Records from a data collection
- - - -

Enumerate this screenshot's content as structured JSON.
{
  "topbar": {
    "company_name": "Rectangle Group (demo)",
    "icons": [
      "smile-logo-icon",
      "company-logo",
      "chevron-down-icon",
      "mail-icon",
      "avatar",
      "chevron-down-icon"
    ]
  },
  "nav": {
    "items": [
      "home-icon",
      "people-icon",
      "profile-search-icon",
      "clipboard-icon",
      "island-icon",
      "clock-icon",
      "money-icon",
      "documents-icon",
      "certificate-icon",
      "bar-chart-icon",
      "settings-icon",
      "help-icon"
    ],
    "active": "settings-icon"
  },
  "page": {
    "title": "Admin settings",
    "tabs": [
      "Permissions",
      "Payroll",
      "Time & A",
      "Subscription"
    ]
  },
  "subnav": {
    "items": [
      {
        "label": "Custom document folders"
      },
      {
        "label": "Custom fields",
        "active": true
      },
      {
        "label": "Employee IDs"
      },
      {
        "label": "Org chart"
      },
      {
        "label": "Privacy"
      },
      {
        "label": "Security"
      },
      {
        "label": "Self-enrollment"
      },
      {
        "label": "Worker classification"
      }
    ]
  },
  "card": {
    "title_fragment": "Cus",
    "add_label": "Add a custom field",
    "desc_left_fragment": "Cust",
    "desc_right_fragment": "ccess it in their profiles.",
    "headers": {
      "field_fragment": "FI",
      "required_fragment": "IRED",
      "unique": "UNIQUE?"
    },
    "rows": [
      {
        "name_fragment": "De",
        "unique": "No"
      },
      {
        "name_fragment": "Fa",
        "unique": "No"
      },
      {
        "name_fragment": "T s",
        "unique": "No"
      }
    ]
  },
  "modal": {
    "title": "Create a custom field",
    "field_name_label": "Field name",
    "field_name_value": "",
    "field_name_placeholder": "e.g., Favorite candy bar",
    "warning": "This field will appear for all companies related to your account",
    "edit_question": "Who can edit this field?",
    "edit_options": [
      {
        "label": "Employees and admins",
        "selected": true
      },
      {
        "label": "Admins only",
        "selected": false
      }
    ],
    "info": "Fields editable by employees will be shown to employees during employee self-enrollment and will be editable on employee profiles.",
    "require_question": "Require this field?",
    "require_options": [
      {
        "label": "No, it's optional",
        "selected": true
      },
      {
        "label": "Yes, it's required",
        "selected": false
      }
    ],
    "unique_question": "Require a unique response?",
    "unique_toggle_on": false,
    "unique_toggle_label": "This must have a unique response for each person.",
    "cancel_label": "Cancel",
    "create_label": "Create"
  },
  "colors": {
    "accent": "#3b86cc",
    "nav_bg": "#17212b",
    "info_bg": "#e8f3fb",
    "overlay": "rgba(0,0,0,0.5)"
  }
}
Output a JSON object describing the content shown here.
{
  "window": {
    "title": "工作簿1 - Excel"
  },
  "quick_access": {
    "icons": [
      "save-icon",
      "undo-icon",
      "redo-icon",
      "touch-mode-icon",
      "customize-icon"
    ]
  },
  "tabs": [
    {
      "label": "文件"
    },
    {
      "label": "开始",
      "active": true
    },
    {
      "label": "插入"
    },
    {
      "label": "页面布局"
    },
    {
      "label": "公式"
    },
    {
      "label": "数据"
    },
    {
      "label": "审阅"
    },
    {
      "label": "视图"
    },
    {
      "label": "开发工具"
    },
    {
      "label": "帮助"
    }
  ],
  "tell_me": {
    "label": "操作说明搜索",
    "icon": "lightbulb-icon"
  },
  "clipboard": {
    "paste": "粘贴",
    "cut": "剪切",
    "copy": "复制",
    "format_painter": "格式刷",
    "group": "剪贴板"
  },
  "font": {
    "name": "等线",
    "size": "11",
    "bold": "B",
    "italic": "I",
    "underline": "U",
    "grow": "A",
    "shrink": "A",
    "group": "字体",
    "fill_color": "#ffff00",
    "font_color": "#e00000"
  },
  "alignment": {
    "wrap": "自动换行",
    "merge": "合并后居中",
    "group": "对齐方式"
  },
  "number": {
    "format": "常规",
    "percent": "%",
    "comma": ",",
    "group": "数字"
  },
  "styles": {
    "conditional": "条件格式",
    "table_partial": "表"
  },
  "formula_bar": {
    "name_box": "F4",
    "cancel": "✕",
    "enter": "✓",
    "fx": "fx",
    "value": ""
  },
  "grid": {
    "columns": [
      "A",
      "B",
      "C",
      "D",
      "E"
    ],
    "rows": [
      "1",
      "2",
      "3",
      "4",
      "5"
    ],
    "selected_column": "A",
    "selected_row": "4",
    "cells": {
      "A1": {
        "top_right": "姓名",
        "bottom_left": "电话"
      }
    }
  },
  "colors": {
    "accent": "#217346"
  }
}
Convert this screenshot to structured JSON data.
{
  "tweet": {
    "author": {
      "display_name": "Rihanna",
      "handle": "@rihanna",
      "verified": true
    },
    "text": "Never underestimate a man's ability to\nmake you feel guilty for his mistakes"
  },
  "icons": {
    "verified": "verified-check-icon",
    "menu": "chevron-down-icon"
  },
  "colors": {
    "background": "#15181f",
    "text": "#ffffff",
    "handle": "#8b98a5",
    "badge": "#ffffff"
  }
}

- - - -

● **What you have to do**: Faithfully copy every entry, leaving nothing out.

● **Solution**:
Enumerate this screenshot's content as structured JSON.
{
  "topbar": {
    "company_name": "Rectangle Group (demo)",
    "icons": [
      "smile-logo-icon",
      "company-logo",
      "chevron-down-icon",
      "mail-icon",
      "avatar",
      "chevron-down-icon"
    ]
  },
  "nav": {
    "items": [
      "home-icon",
      "people-icon",
      "profile-search-icon",
      "clipboard-icon",
      "island-icon",
      "clock-icon",
      "money-icon",
      "documents-icon",
      "certificate-icon",
      "bar-chart-icon",
      "settings-icon",
      "help-icon"
    ],
    "active": "settings-icon"
  },
  "page": {
    "title": "Admin settings",
    "tabs": [
      "Permissions",
      "Payroll",
      "Time & A",
      "Subscription"
    ]
  },
  "subnav": {
    "items": [
      {
        "label": "Custom document folders"
      },
      {
        "label": "Custom fields",
        "active": true
      },
      {
        "label": "Employee IDs"
      },
      {
        "label": "Org chart"
      },
      {
        "label": "Privacy"
      },
      {
        "label": "Security"
      },
      {
        "label": "Self-enrollment"
      },
      {
        "label": "Worker classification"
      }
    ]
  },
  "card": {
    "title_fragment": "Cus",
    "add_label": "Add a custom field",
    "desc_left_fragment": "Cust",
    "desc_right_fragment": "ccess it in their profiles.",
    "headers": {
      "field_fragment": "FI",
      "required_fragment": "IRED",
      "unique": "UNIQUE?"
    },
    "rows": [
      {
        "name_fragment": "De",
        "unique": "No"
      },
      {
        "name_fragment": "Fa",
        "unique": "No"
      },
      {
        "name_fragment": "T s",
        "unique": "No"
      }
    ]
  },
  "modal": {
    "title": "Create a custom field",
    "field_name_label": "Field name",
    "field_name_value": "",
    "field_name_placeholder": "e.g., Favorite candy bar",
    "warning": "This field will appear for all companies related to your account",
    "edit_question": "Who can edit this field?",
    "edit_options": [
      {
        "label": "Employees and admins",
        "selected": true
      },
      {
        "label": "Admins only",
        "selected": false
      }
    ],
    "info": "Fields editable by employees will be shown to employees during employee self-enrollment and will be editable on employee profiles.",
    "require_question": "Require this field?",
    "require_options": [
      {
        "label": "No, it's optional",
        "selected": true
      },
      {
        "label": "Yes, it's required",
        "selected": false
      }
    ],
    "unique_question": "Require a unique response?",
    "unique_toggle_on": false,
    "unique_toggle_label": "This must have a unique response for each person.",
    "cancel_label": "Cancel",
    "create_label": "Create"
  },
  "colors": {
    "accent": "#3b86cc",
    "nav_bg": "#17212b",
    "info_bg": "#e8f3fb",
    "overlay": "rgba(0,0,0,0.5)"
  }
}
Output a JSON object describing the content shown here.
{
  "window": {
    "title": "工作簿1 - Excel"
  },
  "quick_access": {
    "icons": [
      "save-icon",
      "undo-icon",
      "redo-icon",
      "touch-mode-icon",
      "customize-icon"
    ]
  },
  "tabs": [
    {
      "label": "文件"
    },
    {
      "label": "开始",
      "active": true
    },
    {
      "label": "插入"
    },
    {
      "label": "页面布局"
    },
    {
      "label": "公式"
    },
    {
      "label": "数据"
    },
    {
      "label": "审阅"
    },
    {
      "label": "视图"
    },
    {
      "label": "开发工具"
    },
    {
      "label": "帮助"
    }
  ],
  "tell_me": {
    "label": "操作说明搜索",
    "icon": "lightbulb-icon"
  },
  "clipboard": {
    "paste": "粘贴",
    "cut": "剪切",
    "copy": "复制",
    "format_painter": "格式刷",
    "group": "剪贴板"
  },
  "font": {
    "name": "等线",
    "size": "11",
    "bold": "B",
    "italic": "I",
    "underline": "U",
    "grow": "A",
    "shrink": "A",
    "group": "字体",
    "fill_color": "#ffff00",
    "font_color": "#e00000"
  },
  "alignment": {
    "wrap": "自动换行",
    "merge": "合并后居中",
    "group": "对齐方式"
  },
  "number": {
    "format": "常规",
    "percent": "%",
    "comma": ",",
    "group": "数字"
  },
  "styles": {
    "conditional": "条件格式",
    "table_partial": "表"
  },
  "formula_bar": {
    "name_box": "F4",
    "cancel": "✕",
    "enter": "✓",
    "fx": "fx",
    "value": ""
  },
  "grid": {
    "columns": [
      "A",
      "B",
      "C",
      "D",
      "E"
    ],
    "rows": [
      "1",
      "2",
      "3",
      "4",
      "5"
    ],
    "selected_column": "A",
    "selected_row": "4",
    "cells": {
      "A1": {
        "top_right": "姓名",
        "bottom_left": "电话"
      }
    }
  },
  "colors": {
    "accent": "#217346"
  }
}
Convert this screenshot to structured JSON data.
{
  "tweet": {
    "author": {
      "display_name": "Rihanna",
      "handle": "@rihanna",
      "verified": true
    },
    "text": "Never underestimate a man's ability to\nmake you feel guilty for his mistakes"
  },
  "icons": {
    "verified": "verified-check-icon",
    "menu": "chevron-down-icon"
  },
  "colors": {
    "background": "#15181f",
    "text": "#ffffff",
    "handle": "#8b98a5",
    "badge": "#ffffff"
  }
}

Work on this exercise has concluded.